*SOURCE RECORDS*
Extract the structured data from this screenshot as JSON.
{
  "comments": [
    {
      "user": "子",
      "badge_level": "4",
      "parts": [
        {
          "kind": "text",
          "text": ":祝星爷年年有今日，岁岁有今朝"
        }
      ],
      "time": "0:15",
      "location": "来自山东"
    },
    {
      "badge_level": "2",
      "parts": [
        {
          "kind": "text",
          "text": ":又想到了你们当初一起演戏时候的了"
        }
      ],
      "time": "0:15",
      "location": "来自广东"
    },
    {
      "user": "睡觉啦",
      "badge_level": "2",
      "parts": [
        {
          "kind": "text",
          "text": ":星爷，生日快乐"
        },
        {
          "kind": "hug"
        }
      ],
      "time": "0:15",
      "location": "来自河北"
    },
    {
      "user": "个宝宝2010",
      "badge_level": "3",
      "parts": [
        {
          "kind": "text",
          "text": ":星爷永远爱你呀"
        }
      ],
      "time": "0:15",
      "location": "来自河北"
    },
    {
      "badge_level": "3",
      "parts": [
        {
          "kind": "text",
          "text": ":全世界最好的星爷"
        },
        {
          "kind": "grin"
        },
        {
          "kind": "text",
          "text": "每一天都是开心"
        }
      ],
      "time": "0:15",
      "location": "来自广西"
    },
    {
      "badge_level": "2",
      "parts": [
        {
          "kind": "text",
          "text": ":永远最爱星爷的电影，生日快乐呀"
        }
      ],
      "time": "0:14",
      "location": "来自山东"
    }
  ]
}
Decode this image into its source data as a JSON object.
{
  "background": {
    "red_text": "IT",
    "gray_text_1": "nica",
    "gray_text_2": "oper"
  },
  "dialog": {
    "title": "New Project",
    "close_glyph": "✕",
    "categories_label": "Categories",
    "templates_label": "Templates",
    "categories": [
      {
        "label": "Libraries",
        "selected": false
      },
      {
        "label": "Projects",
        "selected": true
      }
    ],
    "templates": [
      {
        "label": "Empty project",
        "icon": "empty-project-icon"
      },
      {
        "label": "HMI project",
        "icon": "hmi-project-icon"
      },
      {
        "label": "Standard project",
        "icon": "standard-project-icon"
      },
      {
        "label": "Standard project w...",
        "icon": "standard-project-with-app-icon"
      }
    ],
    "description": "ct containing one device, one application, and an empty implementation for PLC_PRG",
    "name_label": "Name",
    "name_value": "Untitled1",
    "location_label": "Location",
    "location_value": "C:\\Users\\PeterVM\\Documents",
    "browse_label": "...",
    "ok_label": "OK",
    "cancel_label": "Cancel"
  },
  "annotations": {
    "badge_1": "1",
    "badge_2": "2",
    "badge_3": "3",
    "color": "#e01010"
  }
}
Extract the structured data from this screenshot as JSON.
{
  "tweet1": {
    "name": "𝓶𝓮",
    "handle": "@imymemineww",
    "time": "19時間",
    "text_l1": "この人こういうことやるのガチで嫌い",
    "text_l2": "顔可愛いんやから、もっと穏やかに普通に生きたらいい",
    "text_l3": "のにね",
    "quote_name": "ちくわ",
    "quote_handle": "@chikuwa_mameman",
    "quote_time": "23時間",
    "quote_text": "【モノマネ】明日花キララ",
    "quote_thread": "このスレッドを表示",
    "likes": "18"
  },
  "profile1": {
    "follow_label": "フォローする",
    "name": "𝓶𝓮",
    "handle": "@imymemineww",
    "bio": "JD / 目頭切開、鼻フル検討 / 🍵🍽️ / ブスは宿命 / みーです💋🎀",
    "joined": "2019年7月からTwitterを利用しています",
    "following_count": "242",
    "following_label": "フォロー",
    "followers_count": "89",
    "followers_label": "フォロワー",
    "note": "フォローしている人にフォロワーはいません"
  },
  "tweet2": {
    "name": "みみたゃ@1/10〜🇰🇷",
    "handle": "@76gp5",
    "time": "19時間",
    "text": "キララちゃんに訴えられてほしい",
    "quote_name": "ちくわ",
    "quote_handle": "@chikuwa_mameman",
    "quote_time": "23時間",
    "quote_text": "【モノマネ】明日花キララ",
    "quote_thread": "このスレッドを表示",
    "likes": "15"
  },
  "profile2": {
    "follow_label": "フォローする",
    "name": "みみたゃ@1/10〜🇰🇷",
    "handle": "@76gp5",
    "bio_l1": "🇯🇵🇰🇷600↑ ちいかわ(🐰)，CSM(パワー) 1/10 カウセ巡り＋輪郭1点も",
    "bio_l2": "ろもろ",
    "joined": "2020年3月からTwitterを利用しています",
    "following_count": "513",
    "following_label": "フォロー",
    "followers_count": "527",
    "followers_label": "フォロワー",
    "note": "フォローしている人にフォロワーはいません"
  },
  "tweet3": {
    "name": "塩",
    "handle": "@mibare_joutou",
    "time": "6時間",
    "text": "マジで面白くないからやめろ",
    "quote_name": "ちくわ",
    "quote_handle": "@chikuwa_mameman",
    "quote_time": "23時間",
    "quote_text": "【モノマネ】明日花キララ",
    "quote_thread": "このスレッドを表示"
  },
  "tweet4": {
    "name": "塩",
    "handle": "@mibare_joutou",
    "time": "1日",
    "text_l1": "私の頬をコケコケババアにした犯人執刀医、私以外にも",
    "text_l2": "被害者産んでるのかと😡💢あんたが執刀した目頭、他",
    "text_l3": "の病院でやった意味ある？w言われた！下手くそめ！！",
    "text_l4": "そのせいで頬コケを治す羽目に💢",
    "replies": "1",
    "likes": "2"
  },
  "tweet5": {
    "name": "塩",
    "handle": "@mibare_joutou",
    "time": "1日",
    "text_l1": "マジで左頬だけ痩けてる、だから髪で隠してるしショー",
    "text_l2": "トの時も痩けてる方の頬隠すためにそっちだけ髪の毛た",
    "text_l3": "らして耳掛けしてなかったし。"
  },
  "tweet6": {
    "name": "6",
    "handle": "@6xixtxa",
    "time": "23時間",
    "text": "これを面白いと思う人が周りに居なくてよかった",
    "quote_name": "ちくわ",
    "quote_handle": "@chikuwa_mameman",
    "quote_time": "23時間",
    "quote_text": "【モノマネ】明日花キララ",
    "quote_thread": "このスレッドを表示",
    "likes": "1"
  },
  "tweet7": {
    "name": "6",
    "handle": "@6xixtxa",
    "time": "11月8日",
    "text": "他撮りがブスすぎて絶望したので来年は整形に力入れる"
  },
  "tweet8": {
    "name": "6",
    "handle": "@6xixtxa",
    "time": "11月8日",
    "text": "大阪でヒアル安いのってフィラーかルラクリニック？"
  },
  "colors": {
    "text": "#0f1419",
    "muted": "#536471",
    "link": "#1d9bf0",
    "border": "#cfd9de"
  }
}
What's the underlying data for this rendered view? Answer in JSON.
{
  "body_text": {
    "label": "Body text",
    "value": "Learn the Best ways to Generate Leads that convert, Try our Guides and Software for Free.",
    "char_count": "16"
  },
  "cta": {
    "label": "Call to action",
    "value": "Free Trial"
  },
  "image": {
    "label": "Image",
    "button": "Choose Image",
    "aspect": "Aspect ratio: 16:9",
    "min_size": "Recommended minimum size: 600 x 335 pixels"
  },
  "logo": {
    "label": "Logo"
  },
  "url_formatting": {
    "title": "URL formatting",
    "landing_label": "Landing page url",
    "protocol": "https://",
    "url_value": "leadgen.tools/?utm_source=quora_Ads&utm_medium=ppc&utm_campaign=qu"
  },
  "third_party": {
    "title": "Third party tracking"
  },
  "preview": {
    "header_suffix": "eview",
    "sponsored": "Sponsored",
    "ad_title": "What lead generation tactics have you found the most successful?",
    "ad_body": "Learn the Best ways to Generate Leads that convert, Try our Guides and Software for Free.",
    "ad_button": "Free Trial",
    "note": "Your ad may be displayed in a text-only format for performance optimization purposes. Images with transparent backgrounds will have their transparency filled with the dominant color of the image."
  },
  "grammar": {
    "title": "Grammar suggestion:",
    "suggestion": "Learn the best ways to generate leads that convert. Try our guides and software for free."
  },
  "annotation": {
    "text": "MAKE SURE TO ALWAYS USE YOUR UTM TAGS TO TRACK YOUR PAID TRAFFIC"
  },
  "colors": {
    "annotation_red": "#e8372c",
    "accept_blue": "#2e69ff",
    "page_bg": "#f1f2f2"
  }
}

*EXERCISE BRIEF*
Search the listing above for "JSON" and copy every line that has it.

*EXPECTED OUTPUT*
Extract the structured data from this screenshot as JSON.
Decode this image into its source data as a JSON object.
Extract the structured data from this screenshot as JSON.
What's the underlying data for this rendered view? Answer in JSON.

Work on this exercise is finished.